Just writing to thank the hundreds of professionals from more than 100 natural resource agencies in the western U.S. that contributed their river and stream temperature datasets collected over the last 20 years to help us constitute the NorWeST database. The paper describing outcomes from the 6 years of work it took to accomplish that task was just published in Water Resources Research and is available at the NorWeST project website, along with the temperature data from ~23,000 stream sites and high-resolution summer temperature scenarios that were interpolated among those sites. When the project began in 2011, the goal was simple—get everyone’s data organized and accessible in a comprehensive database to facilitate data sharing & recycling, decrease redundancy of monitoring efforts, stimulate collaboration among agencies, and enable new research on thermal ecology and stream temperature dynamics that would facilitate better conservation and management. That goal & the associated benefits seem to have been achieved as evidenced by the grass-roots user-community that has grown around NorWeST and the large amount of traffic through the website, which receives ~12,000 annual visits and services the downloads of hundreds of digital data products each year.
We’d be remiss not to also thank the grant funding agencies that made NorWeST possible. First and foremost are the Great Northern LCC and North Pacific LCC that started our small snowball rolling in the northwest before it gathered steam & grew organically thereafter to encompass the remainder of the western U.S. with additional funding from NFWF, California FPF, USFWS, NASA, TU, and EPA. Organizing thousands of data records would have been impossible without the consistent geospatial framework provided by the National Hydrography Dataset, so our thanks too to the joint EPA-USGS NHD development team led by Al Rea & Tommy DeWald.

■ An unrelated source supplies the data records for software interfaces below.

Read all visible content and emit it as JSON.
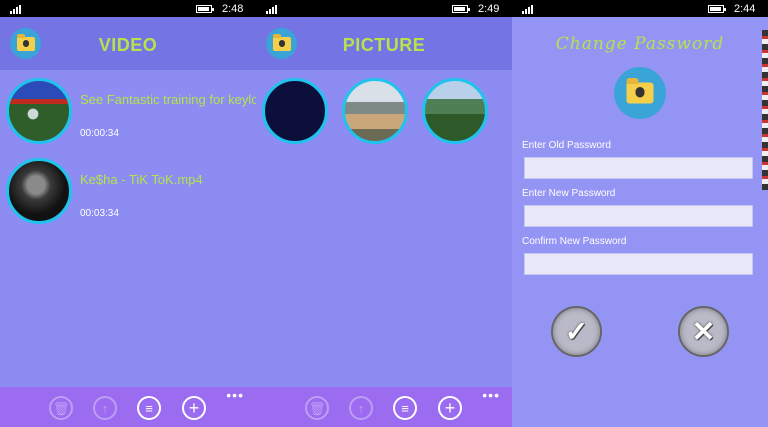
{
  "screen1": {
    "status_time": "2:48",
    "title": "VIDEO",
    "videos": [
      {
        "title": "See Fantastic training for keylo",
        "duration": "00:00:34"
      },
      {
        "title": "Ke$ha - TiK ToK.mp4",
        "duration": "00:03:34"
      }
    ],
    "more": "•••"
  },
  "screen2": {
    "status_time": "2:49",
    "title": "PICTURE",
    "more": "•••"
  },
  "screen3": {
    "status_time": "2:44",
    "title": "Change Password",
    "old_label": "Enter Old Password",
    "new_label": "Enter New Password",
    "confirm_label": "Confirm New Password"
  },
  "icons": {
    "delete": "🗑",
    "upload": "↑",
    "list": "≡",
    "add": "+",
    "ok": "✓",
    "cancel": "✕"
  },
  "colors": {
    "accent_green": "#b7e34a",
    "cyan_border": "#1fc3ec",
    "app_bg": "#8c8cf2",
    "bottom_bar": "#9b6bf0"
  }
}
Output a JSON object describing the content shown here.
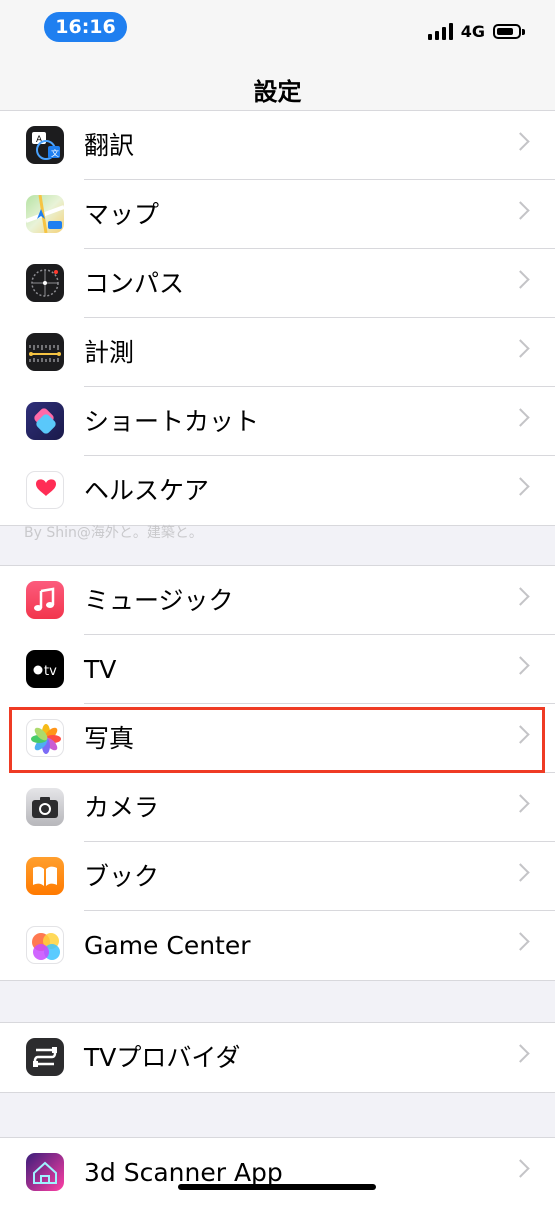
{
  "status_bar": {
    "time": "16:16",
    "network": "4G"
  },
  "nav": {
    "title": "設定"
  },
  "group1": [
    {
      "label": "翻訳",
      "icon": "translate-icon"
    },
    {
      "label": "マップ",
      "icon": "maps-icon"
    },
    {
      "label": "コンパス",
      "icon": "compass-icon"
    },
    {
      "label": "計測",
      "icon": "measure-icon"
    },
    {
      "label": "ショートカット",
      "icon": "shortcuts-icon"
    },
    {
      "label": "ヘルスケア",
      "icon": "health-icon"
    }
  ],
  "watermark": "By Shin@海外と。建築と。",
  "group2": [
    {
      "label": "ミュージック",
      "icon": "music-icon"
    },
    {
      "label": "TV",
      "icon": "tv-icon"
    },
    {
      "label": "写真",
      "icon": "photos-icon"
    },
    {
      "label": "カメラ",
      "icon": "camera-icon"
    },
    {
      "label": "ブック",
      "icon": "books-icon"
    },
    {
      "label": "Game Center",
      "icon": "game-center-icon"
    }
  ],
  "group3": [
    {
      "label": "TVプロバイダ",
      "icon": "tv-provider-icon"
    }
  ],
  "group4": [
    {
      "label": "3d Scanner App",
      "icon": "scanner-app-icon"
    }
  ],
  "colors": {
    "time_pill": "#1f7ff0",
    "highlight": "#ef3b24",
    "chevron": "#c4c4c7"
  }
}
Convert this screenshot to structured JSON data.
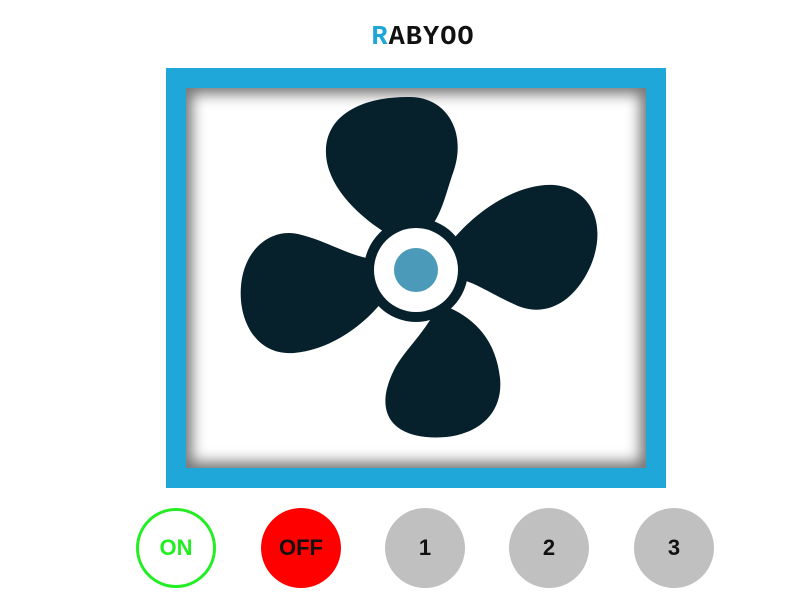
{
  "header": {
    "title_first_letter": "R",
    "title_rest": "ABYOO"
  },
  "display": {
    "icon": "fan-icon",
    "frame_color": "#1ea7d8",
    "blade_color": "#06202c",
    "hub_color": "#4b9ab9"
  },
  "controls": {
    "on_label": "ON",
    "off_label": "OFF",
    "speed_1_label": "1",
    "speed_2_label": "2",
    "speed_3_label": "3",
    "on_color": "#22ee22",
    "off_color": "#ff0000",
    "speed_color": "#c0c0c0"
  }
}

A few fun facts about the stream thermalscape associated with the 2,500,000 km2 western U.S. There are 1,600,000 km of channels draining the area as represented by NHD bluelines, of which approximately 343,000 km are perennial rivers and streams. The average August temperature during the period of 1993–2011 in those perennial streams was 14.2°C (SD = 4.0°C) but with climate change related air temperature increases and summer flow decreases, streams have been warming at the rate of 0.17°C/decade since the mid 1970s and are now ~0.7°C warmer than they were. To facilitate conservation planning efforts as that warming trend continues for the foreseeable future, 36 scenarios representing historical and possible future stream climates at 1-km resolution are available as ArcGIS shapefiles at the NorWeST website. Additional scenarios are under development by our group and others to represent different seasonal periods, which is a straightforward task now that a robust database and statistical codesets have been developed.
The NorWeST notion was ultimately inspired by the community of aquatic professionals across the western U.S. that cares intensely about streams, rivers, and the cool critters they harbor. We hope our partnership with that community inspires similar efforts elsewhere to develop comprehensive databases, efficient monitoring networks, & models that yield ever-improving information for decision makers this century.

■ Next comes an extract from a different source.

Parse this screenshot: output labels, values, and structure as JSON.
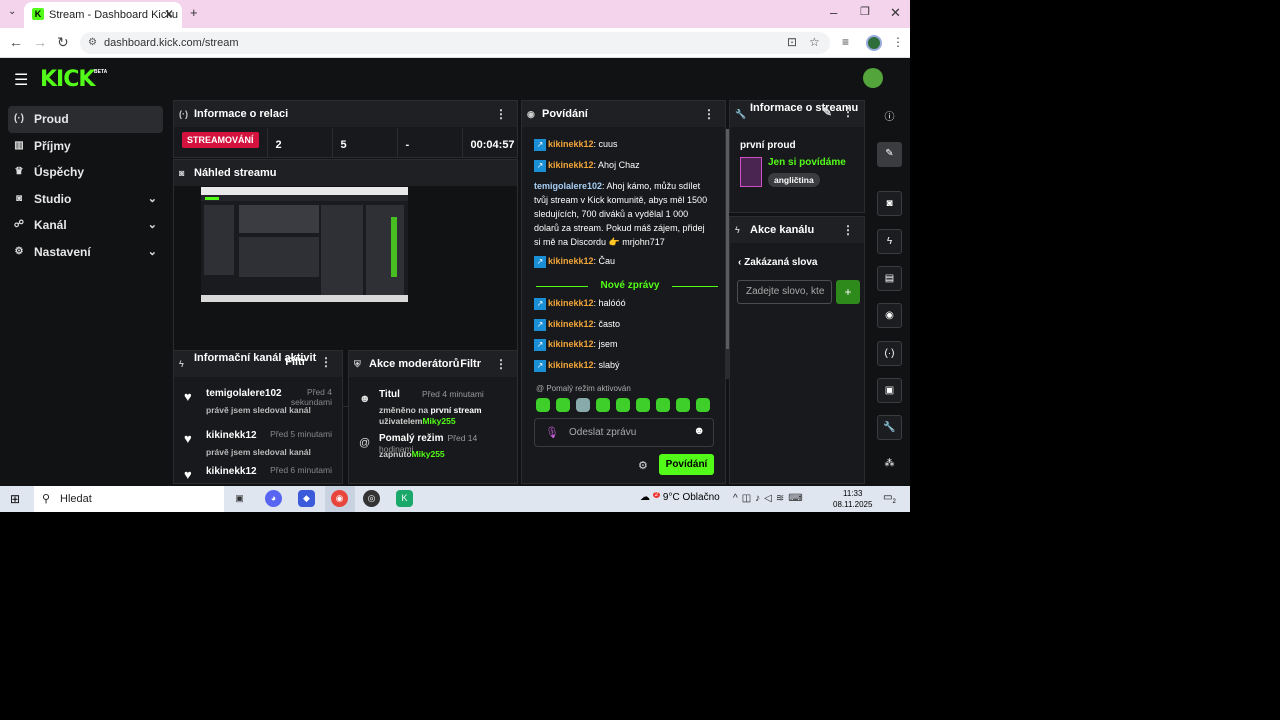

Best regards, The NorWeST Team (D. Isaak, S. Wenger, E. Peterson, J. Ver Hoef, D. Nagel, C. Luce, S. Hostetler, J. Dunham, B. Roper, S. Wollrab, G. Chandler, S. Parkes, D. Horan)
p.s. We’ll be replicating this crowd-sourced, open-access database business again soon for aquatic biodiversity in the western U.S. with eDNA datasets collected by many agencies. More on that this winter when the NFWF funded Aquatic eDNAtlas website & dataportal are launched (preliminary details here)